*Given data*:
++++++++++++++++++++
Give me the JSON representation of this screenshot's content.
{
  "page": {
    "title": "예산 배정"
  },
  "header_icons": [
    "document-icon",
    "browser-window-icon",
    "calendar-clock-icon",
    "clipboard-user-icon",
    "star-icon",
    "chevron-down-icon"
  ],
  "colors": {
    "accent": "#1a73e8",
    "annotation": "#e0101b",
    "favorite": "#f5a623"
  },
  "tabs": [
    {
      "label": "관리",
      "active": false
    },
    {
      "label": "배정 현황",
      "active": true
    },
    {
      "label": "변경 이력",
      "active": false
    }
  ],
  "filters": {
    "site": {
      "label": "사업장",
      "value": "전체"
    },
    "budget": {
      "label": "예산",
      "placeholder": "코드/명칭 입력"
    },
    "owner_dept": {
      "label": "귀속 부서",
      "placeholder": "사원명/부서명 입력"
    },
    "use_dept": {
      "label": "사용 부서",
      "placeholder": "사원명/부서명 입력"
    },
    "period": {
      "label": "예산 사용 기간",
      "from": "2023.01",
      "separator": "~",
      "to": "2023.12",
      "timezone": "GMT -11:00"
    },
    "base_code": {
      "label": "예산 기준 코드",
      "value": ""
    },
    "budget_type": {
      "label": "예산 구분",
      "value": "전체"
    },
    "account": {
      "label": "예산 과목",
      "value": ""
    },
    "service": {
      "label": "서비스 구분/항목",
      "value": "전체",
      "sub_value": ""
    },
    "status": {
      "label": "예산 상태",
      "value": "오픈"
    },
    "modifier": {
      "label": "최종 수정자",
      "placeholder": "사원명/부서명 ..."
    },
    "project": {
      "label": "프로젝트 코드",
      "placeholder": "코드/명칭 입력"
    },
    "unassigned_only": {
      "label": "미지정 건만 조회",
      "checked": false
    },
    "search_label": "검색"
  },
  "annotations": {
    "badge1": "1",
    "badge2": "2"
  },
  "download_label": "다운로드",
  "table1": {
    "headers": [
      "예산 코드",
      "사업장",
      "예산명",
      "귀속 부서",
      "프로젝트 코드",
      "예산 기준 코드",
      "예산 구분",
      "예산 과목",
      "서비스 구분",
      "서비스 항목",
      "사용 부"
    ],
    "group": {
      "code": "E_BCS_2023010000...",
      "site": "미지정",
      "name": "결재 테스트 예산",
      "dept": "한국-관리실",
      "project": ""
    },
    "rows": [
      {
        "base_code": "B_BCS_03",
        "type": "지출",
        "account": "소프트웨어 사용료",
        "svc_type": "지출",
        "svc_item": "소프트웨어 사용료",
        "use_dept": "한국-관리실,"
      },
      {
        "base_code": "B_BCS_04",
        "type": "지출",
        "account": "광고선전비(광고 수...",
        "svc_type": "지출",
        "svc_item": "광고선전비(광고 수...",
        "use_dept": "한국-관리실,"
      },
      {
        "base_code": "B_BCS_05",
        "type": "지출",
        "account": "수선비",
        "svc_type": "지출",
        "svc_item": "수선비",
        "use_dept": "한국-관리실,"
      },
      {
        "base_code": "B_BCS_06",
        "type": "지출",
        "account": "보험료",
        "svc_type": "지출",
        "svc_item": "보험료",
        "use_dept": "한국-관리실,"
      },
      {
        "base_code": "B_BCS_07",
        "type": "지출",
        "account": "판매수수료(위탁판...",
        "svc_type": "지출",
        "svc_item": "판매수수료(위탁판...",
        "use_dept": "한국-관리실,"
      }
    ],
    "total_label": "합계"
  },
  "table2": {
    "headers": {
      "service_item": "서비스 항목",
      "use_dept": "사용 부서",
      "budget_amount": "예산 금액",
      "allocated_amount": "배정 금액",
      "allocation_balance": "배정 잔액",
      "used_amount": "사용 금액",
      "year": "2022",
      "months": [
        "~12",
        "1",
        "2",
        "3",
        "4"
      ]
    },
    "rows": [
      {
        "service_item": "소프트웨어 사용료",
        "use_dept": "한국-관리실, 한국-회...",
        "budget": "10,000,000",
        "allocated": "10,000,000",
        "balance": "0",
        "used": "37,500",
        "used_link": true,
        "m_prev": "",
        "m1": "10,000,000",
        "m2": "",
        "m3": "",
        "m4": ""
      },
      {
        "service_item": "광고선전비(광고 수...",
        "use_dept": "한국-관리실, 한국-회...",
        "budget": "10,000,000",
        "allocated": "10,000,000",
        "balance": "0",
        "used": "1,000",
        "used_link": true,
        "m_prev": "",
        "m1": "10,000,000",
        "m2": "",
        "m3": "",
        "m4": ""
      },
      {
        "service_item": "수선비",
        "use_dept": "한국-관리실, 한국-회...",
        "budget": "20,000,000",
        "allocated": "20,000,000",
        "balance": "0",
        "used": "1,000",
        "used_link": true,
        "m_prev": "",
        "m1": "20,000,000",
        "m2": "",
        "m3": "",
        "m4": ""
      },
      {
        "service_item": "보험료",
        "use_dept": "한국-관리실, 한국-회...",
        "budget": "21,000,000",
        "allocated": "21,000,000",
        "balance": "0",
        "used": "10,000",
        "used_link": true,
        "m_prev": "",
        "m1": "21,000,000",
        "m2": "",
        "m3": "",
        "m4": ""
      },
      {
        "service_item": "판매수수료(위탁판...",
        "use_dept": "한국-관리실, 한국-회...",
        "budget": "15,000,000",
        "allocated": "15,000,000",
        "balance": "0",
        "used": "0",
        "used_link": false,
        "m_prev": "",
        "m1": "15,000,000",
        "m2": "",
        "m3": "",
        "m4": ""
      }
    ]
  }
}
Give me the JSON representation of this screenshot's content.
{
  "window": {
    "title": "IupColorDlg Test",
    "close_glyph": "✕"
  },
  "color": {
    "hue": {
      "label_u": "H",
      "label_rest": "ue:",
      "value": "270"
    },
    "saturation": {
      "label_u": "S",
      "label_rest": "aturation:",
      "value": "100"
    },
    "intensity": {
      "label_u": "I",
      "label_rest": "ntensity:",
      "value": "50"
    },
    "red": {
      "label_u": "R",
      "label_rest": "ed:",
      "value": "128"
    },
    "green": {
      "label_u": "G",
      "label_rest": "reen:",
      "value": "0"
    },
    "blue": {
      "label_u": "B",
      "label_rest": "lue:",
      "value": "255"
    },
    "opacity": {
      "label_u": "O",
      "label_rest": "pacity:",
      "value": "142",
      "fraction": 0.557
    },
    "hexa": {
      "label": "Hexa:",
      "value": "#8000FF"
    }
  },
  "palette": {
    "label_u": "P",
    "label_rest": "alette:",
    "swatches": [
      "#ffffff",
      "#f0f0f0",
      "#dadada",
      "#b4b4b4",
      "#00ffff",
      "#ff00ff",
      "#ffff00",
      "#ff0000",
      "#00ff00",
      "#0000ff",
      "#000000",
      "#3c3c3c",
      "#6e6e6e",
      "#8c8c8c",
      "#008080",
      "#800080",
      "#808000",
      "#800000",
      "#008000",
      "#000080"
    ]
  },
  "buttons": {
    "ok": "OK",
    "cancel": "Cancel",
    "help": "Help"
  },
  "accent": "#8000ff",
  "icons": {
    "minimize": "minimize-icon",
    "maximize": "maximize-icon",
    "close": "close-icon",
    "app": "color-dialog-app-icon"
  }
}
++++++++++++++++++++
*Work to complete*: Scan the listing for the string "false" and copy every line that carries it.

*Answer to the exercise*:
      "active": false
      "active": false
      "checked": false
        "used_link": false,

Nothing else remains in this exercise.